Work instructions
As the answer, give every line of the records that includes the word "shortcut".
:::::
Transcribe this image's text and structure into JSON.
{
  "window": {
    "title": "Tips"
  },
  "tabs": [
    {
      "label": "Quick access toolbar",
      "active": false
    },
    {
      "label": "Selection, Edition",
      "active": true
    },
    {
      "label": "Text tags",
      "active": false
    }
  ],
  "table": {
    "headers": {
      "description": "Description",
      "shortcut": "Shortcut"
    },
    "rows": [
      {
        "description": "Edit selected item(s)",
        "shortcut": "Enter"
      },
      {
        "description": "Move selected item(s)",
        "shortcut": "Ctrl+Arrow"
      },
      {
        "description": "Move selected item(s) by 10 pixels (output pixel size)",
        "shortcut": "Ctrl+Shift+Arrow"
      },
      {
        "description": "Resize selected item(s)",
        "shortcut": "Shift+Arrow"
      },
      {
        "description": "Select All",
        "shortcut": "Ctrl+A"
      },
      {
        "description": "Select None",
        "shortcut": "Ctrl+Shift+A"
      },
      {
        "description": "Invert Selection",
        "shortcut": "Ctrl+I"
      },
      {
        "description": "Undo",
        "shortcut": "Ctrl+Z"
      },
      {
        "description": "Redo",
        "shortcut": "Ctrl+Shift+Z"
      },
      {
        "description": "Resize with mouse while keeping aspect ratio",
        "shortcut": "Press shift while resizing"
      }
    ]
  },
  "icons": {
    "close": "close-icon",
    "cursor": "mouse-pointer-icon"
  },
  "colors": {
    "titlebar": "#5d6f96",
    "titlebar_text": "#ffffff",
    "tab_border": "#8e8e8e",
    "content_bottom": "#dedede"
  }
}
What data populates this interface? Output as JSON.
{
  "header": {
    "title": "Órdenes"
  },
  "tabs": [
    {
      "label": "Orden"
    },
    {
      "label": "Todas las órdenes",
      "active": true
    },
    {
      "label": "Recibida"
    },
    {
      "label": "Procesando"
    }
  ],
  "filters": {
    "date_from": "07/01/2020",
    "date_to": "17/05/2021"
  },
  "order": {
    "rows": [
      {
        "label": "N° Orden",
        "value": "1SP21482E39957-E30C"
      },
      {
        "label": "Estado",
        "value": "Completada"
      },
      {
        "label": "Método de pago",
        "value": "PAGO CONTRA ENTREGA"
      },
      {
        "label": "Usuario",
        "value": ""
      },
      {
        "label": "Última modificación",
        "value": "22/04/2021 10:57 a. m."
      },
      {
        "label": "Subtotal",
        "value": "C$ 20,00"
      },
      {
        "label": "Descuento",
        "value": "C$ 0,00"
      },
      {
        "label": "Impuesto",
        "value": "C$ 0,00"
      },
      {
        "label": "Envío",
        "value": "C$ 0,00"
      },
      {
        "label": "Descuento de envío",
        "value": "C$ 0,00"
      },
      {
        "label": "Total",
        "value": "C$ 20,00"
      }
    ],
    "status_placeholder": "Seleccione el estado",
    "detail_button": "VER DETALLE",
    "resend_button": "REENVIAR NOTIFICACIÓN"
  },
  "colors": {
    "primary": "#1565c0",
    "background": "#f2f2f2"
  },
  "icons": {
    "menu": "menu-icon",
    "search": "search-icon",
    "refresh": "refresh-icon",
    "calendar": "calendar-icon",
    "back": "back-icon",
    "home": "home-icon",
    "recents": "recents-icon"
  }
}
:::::
Your solution
      "shortcut": "Shortcut"
        "shortcut": "Enter"
        "shortcut": "Ctrl+Arrow"
        "shortcut": "Ctrl+Shift+Arrow"
        "shortcut": "Shift+Arrow"
        "shortcut": "Ctrl+A"
        "shortcut": "Ctrl+Shift+A"
        "shortcut": "Ctrl+I"
        "shortcut": "Ctrl+Z"
        "shortcut": "Ctrl+Shift+Z"
        "shortcut": "Press shift while resizing"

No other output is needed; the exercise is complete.